It wasn’t long before Saul turned from the ways of the Lord and the Lord rejected Saul (cf. 1 Sam 15). Samuel then anointed David as king and soon there was a civil war. Eventually, the kingdom was united under David, and God made a covenant with him: “When your days are fulfilled and you lie down with your fathers, I will raise up your offspring after you, who shall come forth from your body, and I will establish his kingdom. He shall build a house for my name, and I will establish the throne of his kingdom for ever” (2 Sam 7:12-13).
God’s promise, however, isn’t to be understood in human terms. If it were, then it would have been broken within one generation. King Solomon, David’s heir, is usually remembered for his wisdom, but many people forget that he turned away from the path of wisdom. Do you remember those warnings given by Moses at the end of Deuteronomy? “He must not multiply horses for himself, or cause the people to return to Egypt in order to multiply horses, since the Lord has said to you, ‘You shall never return that way again.’ And he shall not multiply wives for himself, lest his heart turn away; nor shall he greatly multiply for himself silver and gold.(Dt. 17:16-17). Solomon disobeyed these warnings. He had 1400 chariots and 12000 horsemen, he loved many foreign women including the daughter of Pharaoh and he made an alliance with Egypt, he had 700 wives and 300 concubines, and he worshiped false gods (cf. 1 Kings 10:23-11:8). It’s hard to imagine someone more fully contradicting a command. In response to Solomon’s turning away from Him, God said, “Since this has been your mind and you have not kept my covenant and my statutes which I have commanded you, I will surely tear the kingdom from you and give it to your servant” (1 Kings 11:11). After Solomon’s death the kingdom immediately divided into the northern tribes, Israel, and the southern tribes, Judah, and it was never reunited.

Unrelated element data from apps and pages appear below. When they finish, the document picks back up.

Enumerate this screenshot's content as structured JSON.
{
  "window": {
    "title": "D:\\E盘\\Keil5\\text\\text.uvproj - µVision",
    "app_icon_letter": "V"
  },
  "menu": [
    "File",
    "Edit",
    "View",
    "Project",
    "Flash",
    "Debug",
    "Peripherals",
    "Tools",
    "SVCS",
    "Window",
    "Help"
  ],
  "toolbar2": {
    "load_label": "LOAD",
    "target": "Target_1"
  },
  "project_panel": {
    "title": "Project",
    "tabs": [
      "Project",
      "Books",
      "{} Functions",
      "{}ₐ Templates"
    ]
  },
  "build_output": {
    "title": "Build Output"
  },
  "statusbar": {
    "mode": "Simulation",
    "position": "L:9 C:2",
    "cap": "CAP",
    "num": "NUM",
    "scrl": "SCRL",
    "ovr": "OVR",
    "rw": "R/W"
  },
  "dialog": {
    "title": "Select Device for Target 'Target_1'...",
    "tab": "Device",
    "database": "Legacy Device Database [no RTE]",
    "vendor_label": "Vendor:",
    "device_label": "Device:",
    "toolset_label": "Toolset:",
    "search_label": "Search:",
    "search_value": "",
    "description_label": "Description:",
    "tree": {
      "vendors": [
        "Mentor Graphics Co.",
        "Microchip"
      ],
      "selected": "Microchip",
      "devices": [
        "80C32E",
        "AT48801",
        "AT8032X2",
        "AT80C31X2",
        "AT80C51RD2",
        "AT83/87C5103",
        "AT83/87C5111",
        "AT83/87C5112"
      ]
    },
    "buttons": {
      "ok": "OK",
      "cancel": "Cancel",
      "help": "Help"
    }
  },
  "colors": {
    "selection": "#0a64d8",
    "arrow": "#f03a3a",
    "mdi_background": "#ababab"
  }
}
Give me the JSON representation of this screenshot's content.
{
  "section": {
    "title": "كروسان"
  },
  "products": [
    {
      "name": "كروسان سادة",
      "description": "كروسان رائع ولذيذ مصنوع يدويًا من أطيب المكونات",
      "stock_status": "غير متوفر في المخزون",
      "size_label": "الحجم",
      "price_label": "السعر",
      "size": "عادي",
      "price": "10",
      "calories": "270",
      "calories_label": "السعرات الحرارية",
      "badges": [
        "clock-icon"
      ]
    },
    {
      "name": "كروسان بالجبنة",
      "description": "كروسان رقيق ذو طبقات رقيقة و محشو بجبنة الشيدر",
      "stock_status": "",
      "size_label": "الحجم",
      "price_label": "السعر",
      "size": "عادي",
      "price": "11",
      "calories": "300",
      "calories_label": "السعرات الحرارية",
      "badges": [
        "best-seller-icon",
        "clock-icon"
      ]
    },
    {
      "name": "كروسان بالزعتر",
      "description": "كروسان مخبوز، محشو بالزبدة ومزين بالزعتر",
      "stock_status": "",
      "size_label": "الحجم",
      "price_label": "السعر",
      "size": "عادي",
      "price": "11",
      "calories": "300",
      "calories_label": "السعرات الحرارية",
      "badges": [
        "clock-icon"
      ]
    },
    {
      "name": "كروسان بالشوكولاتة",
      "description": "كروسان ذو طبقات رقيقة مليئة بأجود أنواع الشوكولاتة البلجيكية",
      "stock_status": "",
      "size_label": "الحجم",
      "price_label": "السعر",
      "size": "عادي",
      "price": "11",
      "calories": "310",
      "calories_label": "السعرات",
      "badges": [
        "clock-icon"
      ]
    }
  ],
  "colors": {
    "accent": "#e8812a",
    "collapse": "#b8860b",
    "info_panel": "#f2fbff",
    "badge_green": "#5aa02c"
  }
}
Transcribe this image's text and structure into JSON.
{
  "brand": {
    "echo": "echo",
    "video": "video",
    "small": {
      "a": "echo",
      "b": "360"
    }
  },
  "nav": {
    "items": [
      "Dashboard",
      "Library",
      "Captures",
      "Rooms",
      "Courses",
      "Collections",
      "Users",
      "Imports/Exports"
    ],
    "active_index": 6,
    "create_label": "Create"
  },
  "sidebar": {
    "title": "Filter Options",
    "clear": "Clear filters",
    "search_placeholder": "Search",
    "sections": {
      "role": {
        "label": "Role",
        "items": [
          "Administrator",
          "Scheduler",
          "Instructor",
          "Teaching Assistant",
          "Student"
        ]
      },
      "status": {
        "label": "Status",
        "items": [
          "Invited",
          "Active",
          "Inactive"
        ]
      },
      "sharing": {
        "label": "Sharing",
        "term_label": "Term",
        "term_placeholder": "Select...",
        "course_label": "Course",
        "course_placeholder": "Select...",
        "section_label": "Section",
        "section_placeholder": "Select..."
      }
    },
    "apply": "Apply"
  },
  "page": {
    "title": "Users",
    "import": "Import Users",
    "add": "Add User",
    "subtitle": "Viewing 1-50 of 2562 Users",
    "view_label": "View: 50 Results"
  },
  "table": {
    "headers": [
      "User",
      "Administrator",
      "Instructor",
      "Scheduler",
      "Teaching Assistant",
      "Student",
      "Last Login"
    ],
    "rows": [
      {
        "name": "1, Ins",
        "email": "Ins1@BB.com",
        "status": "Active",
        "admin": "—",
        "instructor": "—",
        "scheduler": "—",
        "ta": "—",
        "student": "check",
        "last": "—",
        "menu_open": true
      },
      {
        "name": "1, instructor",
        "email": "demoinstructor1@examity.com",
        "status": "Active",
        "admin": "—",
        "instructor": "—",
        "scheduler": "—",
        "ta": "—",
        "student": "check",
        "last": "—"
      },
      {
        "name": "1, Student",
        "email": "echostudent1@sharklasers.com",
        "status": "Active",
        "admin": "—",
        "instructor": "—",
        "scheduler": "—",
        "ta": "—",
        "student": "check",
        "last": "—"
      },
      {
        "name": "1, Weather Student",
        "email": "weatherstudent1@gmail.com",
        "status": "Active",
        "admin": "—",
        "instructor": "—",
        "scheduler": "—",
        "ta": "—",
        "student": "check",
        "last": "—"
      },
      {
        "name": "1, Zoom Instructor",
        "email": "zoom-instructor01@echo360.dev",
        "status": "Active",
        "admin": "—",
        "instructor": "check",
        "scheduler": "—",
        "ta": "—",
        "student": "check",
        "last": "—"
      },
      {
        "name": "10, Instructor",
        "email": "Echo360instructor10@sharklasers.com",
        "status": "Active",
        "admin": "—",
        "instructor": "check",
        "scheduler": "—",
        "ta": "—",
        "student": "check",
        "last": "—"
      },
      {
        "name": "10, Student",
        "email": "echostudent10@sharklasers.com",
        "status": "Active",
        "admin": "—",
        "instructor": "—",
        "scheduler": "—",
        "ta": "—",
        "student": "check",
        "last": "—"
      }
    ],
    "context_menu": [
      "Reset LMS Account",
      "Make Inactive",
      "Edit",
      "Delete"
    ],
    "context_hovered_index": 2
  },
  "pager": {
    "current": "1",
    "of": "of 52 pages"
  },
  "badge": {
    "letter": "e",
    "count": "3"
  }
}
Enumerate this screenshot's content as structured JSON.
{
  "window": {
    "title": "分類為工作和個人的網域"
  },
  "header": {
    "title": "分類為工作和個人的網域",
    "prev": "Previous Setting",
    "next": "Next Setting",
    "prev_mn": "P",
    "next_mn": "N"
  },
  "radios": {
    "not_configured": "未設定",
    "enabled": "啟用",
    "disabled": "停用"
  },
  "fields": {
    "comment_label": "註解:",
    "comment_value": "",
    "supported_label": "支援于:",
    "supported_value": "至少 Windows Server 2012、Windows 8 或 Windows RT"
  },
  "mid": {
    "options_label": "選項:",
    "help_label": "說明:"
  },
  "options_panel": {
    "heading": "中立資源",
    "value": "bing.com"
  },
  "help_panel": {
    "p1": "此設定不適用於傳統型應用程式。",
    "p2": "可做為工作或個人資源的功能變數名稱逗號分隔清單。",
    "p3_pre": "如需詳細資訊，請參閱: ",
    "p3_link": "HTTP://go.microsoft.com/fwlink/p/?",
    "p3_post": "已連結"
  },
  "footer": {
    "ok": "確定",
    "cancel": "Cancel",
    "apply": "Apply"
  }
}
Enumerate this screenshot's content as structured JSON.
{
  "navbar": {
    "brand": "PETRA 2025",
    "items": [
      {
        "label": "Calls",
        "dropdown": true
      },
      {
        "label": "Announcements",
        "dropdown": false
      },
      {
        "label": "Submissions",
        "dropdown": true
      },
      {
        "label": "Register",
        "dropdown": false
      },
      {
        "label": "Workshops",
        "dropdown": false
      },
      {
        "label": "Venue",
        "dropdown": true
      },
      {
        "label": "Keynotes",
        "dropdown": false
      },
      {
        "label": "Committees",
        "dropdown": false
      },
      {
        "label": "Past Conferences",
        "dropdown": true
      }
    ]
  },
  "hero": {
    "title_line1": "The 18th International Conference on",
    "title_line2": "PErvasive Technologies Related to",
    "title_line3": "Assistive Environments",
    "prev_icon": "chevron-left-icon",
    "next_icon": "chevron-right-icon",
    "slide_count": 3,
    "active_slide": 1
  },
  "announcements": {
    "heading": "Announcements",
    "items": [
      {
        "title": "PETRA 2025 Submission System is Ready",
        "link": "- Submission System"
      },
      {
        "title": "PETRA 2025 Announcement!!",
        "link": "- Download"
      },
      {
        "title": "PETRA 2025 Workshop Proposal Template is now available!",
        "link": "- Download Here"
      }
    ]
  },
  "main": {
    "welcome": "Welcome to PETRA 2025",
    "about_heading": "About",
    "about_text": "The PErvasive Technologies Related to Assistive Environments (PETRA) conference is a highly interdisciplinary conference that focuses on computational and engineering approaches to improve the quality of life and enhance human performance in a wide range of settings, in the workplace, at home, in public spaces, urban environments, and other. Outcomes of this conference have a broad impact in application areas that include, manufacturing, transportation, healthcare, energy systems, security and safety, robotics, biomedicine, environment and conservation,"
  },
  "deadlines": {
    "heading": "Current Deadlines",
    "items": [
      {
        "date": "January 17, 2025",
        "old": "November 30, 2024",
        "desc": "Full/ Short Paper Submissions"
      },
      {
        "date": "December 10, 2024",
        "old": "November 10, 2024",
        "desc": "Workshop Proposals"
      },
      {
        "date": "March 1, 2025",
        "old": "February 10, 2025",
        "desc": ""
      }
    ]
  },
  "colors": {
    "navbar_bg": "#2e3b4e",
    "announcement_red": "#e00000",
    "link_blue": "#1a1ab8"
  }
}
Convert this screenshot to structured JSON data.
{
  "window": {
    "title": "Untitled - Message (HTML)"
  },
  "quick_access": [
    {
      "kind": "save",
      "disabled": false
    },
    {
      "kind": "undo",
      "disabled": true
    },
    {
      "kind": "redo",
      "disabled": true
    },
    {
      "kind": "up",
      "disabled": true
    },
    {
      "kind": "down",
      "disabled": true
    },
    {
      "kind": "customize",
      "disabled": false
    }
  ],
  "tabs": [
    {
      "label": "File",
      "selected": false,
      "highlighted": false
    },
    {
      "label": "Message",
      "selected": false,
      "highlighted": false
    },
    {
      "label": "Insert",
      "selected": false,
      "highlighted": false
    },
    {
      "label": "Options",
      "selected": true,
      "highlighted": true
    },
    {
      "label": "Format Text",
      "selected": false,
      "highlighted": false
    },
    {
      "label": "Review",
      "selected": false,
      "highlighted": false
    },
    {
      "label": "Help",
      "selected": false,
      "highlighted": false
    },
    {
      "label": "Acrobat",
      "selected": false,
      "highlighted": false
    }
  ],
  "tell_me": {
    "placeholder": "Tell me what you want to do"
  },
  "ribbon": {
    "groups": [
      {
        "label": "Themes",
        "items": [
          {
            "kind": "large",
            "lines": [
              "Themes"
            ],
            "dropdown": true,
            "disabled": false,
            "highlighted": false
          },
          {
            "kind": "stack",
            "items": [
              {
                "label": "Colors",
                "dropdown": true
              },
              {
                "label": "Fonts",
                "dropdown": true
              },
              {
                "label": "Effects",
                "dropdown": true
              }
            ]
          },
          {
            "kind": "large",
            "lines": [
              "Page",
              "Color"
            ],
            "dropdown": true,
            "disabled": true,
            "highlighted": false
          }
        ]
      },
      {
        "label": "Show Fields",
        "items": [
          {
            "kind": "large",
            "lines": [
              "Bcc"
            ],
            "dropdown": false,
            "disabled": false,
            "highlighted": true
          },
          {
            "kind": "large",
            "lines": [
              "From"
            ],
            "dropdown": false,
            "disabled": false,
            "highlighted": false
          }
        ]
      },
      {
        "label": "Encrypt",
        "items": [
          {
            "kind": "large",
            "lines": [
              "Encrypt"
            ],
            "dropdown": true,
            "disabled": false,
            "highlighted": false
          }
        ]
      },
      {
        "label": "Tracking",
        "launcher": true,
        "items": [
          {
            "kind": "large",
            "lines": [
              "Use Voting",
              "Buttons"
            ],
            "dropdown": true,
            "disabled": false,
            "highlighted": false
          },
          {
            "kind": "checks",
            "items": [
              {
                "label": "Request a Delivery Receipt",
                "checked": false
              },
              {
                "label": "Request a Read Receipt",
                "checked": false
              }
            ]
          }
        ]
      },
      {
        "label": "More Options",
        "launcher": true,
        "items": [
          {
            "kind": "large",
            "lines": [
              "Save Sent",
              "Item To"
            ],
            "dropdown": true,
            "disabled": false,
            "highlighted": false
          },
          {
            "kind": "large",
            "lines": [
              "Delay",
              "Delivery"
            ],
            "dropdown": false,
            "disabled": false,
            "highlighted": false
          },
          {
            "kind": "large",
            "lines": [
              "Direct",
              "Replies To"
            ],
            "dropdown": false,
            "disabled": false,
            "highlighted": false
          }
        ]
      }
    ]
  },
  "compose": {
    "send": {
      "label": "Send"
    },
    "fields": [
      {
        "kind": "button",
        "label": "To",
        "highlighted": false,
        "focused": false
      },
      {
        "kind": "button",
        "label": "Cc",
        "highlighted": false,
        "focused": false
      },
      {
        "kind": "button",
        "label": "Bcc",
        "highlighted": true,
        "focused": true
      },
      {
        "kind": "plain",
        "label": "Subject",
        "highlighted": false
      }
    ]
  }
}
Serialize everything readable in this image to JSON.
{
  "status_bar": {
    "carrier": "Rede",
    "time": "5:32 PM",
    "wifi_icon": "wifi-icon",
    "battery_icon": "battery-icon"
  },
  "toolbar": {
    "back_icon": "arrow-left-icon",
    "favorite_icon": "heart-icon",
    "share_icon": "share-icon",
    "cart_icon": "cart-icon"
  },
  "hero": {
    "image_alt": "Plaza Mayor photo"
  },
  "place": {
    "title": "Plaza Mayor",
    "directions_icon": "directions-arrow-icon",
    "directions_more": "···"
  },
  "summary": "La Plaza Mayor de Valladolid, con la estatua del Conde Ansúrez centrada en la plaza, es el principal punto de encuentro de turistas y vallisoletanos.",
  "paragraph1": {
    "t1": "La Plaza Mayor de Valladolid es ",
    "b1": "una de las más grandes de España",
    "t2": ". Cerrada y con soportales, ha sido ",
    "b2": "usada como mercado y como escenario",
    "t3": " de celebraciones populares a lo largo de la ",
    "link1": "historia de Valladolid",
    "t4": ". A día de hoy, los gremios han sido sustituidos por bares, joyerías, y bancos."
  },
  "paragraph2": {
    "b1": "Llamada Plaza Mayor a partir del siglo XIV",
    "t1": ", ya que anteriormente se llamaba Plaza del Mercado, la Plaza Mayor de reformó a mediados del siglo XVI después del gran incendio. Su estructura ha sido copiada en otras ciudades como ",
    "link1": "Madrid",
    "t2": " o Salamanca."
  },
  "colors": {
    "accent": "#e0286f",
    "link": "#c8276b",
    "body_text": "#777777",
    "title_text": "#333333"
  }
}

Within 200 years Israel was conquered and went into exile in Assyria. 80 years later, Judah was exiled to Babylon. The earthly kingdom was destroyed; however, the people maintained hope. We see in the writings of the prophets that the Lord was purifying his people. He called them to repentance and He gave them new hope: “There shall come forth a shoot from the stump of Jesse, and a branch shall grow out of his roots” (Is 11:1). Judah returned from exile and the people began to rebuild. They rebuilt the Temple and the walls of Jerusalem, but they did not have a king, and they waited for 400 years until an angel appeared to some shepherds in Bethlehem and declared, “Be not afraid; for behold, I bring you good news of a great joy which will come to all the people; for to you is born this day in the city of David a Savior, who is Christ the Lord” (Lk 2:10-11).
Did they learn the lesson? Have we learned the lesson? Do we profess Christ our King with our lips and then turn to money, pleasure, entertainment, praises, etc. for our salvation? We live in the “scientific” age, so perhaps we could do a scientific measure of where we believe our salvation comes from? Add up the minutes in a day that are explicitly given to God. How many other things get more time than those we give to Him? If I am feeling depressed, where do I turn for consolation? If I am glad, where do I turn to give thanks? If I am angry, where do I turn for justice? If I am tempted, where do I turn for strength? If I am afraid, where do I turn for courage? If I have doubts, where do I turn for answers? If He is not king of every part of our life, then He is not our king.
Who then is your king?